New electrostatic concept keeps panels clean while conserving resources
One concern we often hear from homeowners who are first learning about solar is that solar panels will require difficult cleaning and maintenance in order to operate at full efficiency. Nobody likes the idea of having to climb up on their roof on a regular basis to clean their solar panels! Fortunately, those concerns are largely unfounded – an occasional quick spray with a good hose from ground level is all the “maintenance” most rooftop residential solar installs need.
For ground-mounted solar panels, cleaning is a bit more of a concern. Although ground-mounted panels, like rooftop ones, are typically mounted at an angle which allows debris such as fallen leaves to slide off, buildup of dust and dirt is inevitably more prevalent. In a relatively small, residential system, this may seem like no big deal. For utility-scale solar installations that use acres of ground-mounted panels, it’s a different story. Cleaning takes on even greater significance when we consider the fact that many large-scale ground-mount solar “farms” are located in desert areas where sunlight is abundant, but dust is as well – while water for cleaning panels is obviously scarce.

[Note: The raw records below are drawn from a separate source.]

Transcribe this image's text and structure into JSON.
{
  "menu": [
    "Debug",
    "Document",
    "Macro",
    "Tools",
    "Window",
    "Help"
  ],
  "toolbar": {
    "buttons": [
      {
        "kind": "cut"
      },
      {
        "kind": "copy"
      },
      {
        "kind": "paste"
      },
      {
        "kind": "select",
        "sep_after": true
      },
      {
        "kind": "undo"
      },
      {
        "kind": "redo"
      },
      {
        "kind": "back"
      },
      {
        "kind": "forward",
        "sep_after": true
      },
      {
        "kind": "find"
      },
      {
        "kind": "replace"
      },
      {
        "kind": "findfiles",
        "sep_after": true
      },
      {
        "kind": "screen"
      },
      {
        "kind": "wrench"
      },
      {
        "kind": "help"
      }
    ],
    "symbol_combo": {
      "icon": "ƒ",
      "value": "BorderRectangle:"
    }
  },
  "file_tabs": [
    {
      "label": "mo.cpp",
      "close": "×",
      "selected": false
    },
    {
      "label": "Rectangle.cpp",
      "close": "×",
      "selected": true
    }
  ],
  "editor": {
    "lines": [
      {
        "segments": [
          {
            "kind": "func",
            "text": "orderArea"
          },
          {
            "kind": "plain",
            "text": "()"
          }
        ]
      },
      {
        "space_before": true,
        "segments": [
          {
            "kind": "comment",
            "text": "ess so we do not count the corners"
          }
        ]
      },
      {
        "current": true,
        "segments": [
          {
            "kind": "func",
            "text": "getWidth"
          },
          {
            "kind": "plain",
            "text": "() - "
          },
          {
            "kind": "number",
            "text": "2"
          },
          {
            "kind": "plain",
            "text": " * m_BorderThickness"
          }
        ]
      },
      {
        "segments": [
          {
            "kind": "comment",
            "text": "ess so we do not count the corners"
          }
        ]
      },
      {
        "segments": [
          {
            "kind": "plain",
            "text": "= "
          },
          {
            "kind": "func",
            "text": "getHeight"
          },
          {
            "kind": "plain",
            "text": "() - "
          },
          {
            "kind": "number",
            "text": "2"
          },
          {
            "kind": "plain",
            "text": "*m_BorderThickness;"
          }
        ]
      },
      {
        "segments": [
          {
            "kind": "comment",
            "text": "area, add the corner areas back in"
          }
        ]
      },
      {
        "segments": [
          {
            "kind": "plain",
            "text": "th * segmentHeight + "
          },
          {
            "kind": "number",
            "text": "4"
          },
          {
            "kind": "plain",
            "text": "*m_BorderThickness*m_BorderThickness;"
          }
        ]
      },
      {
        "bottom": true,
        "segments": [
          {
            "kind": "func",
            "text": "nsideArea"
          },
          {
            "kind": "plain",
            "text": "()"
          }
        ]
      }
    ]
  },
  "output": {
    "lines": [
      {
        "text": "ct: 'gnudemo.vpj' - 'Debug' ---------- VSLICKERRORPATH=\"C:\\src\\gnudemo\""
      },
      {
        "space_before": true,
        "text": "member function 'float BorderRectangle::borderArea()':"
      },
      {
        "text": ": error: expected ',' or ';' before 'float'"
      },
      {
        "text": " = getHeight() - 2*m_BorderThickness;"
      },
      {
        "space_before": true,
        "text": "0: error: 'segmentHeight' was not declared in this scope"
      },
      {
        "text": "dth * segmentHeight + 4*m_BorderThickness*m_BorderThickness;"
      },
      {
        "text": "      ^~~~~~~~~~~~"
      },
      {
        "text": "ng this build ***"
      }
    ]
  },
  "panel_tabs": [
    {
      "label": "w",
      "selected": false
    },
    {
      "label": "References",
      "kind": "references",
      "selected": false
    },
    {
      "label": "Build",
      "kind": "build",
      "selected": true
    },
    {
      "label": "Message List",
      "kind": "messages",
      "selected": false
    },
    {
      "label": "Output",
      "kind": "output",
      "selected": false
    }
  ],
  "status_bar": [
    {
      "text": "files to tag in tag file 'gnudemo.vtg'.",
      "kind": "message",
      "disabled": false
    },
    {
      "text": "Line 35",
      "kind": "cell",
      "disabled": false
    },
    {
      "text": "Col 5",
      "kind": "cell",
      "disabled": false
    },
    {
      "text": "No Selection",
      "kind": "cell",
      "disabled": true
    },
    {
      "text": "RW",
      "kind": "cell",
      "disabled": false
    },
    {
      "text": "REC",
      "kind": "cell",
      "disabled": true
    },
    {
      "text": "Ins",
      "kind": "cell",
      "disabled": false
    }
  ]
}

Researchers at MIT are working on one possible solution to the problem of keeping ground-mounted solar panels clean without having to invest so much in labor and resources that it compromises solar’s eco-friendly impact. Their system is based on the principle of electrostatic repulsion. By imparting a positive electric charge to the particles of dust which accumulate on a solar panel’s surface, and a negative charge to the panel itself, the system causes the dust to simply lift away without the need for spraying or scrubbing.
Cleaning solar panels currently uses billions of gallons of water every year – enough to supply drinking water, it’s estimated, for 2 billion people. Worse, in desert areas, all of that water has to be trucked in from a long distance away. Perfecting a water-less cleaning system that could be applied to even a fraction of the ground-mount solar panels currently in use would allow that water to be redirected to other uses.
With solar panel technology having reached a high level of maturity, much of the research in the solar space is focused on ways to make utilizing solar technology on a large scale easier. Although panel technology itself will continue to improve in areas like efficiency, finding ways to reduce the amount of resources needed to deploy and maintain solar could unlock much more potential. Keeping ground-mount solar panels in large-scale installations clean without having to transport and expend precious water is one way that solar can have an even greater positive sustainability impact.